## Your objective
Show each line of the records in which the word "true" occurs.
Segment Start: Supplied records
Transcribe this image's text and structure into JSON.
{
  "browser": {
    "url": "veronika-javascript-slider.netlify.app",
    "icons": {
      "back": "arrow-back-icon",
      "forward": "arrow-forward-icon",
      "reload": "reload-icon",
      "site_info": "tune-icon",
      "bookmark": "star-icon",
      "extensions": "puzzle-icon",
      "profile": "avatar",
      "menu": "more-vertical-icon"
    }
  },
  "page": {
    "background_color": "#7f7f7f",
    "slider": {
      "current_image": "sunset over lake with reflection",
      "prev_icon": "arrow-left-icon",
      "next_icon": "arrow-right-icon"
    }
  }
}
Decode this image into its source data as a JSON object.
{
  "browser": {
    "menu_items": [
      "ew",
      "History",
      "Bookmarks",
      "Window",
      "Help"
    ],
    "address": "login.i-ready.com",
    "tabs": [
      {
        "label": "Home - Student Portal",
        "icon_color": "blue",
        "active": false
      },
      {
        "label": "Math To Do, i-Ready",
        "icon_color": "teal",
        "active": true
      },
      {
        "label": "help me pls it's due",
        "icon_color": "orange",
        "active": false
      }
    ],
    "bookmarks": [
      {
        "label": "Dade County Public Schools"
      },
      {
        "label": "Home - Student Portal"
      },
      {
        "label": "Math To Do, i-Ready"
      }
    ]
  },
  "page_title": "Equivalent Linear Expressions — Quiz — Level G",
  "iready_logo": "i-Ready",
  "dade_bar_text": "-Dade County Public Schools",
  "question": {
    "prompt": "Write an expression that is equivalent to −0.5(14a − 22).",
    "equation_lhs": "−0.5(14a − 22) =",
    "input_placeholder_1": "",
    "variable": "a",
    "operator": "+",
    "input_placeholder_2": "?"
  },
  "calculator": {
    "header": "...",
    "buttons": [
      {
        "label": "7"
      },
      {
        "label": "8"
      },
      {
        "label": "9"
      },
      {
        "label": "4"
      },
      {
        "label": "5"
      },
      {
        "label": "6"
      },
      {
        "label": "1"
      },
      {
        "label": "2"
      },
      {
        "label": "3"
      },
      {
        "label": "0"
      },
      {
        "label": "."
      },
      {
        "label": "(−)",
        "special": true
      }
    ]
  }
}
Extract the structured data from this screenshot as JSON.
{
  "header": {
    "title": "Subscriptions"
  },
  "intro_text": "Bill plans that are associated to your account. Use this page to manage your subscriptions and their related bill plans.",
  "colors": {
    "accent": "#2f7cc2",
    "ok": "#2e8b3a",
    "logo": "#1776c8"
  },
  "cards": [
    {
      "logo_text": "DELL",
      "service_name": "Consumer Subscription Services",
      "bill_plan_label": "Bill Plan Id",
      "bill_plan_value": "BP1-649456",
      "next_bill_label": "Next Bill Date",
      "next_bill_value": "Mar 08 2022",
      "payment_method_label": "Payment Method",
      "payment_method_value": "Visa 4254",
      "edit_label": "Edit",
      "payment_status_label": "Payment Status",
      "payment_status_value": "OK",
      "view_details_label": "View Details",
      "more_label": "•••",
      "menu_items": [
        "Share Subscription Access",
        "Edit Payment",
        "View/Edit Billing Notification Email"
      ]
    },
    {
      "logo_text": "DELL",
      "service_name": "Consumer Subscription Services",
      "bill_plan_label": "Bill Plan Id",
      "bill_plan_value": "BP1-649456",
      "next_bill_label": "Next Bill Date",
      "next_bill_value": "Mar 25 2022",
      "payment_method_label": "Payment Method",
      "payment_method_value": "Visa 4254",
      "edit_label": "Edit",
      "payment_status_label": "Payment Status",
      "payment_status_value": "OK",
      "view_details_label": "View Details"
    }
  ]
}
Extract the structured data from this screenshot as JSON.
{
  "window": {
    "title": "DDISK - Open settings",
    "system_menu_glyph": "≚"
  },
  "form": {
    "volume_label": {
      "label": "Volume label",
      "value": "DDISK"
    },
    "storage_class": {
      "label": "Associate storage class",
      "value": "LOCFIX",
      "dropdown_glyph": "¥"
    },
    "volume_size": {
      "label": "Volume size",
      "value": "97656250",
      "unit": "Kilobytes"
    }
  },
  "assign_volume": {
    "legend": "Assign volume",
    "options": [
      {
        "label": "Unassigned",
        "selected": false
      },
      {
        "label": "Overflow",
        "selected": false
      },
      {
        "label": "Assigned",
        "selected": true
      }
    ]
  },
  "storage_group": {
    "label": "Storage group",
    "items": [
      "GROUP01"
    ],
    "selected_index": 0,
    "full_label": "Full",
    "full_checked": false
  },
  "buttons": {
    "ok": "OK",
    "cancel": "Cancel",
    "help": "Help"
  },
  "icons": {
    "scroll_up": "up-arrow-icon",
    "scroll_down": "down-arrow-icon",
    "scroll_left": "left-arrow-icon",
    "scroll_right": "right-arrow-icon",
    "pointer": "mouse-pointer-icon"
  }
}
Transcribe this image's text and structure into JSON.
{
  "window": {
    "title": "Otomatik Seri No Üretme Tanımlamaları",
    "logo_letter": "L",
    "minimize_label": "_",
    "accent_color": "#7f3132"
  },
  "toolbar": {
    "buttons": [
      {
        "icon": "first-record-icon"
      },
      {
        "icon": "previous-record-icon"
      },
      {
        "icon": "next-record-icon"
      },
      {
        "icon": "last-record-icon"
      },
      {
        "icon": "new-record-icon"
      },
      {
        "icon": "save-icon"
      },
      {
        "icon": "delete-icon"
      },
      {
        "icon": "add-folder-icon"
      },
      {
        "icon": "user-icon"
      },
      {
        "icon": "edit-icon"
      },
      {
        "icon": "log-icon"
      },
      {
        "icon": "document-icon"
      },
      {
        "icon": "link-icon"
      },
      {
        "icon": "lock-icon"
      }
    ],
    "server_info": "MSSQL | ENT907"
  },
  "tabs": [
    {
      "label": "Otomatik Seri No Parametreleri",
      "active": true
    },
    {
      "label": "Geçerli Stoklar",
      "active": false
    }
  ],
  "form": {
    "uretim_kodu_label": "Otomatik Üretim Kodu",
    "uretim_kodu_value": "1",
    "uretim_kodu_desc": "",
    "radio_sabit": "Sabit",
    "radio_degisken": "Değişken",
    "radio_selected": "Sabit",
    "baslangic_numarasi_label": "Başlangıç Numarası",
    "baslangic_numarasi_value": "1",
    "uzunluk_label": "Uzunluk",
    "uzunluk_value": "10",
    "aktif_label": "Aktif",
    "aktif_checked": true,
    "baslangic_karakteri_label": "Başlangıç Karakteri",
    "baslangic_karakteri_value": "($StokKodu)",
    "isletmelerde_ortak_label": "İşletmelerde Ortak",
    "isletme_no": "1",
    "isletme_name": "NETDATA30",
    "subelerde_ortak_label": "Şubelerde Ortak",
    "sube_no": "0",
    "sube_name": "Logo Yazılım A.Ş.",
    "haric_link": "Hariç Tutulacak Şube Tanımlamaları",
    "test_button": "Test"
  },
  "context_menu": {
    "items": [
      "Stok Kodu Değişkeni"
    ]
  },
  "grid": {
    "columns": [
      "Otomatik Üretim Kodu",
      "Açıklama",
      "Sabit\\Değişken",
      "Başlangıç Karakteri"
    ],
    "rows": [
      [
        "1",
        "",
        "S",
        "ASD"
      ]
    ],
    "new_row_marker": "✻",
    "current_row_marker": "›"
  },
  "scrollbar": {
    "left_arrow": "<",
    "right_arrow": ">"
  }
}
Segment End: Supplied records
## Written answer
        "active": true
        "special": true
        "selected": true
      "active": true
    "aktif_checked": true,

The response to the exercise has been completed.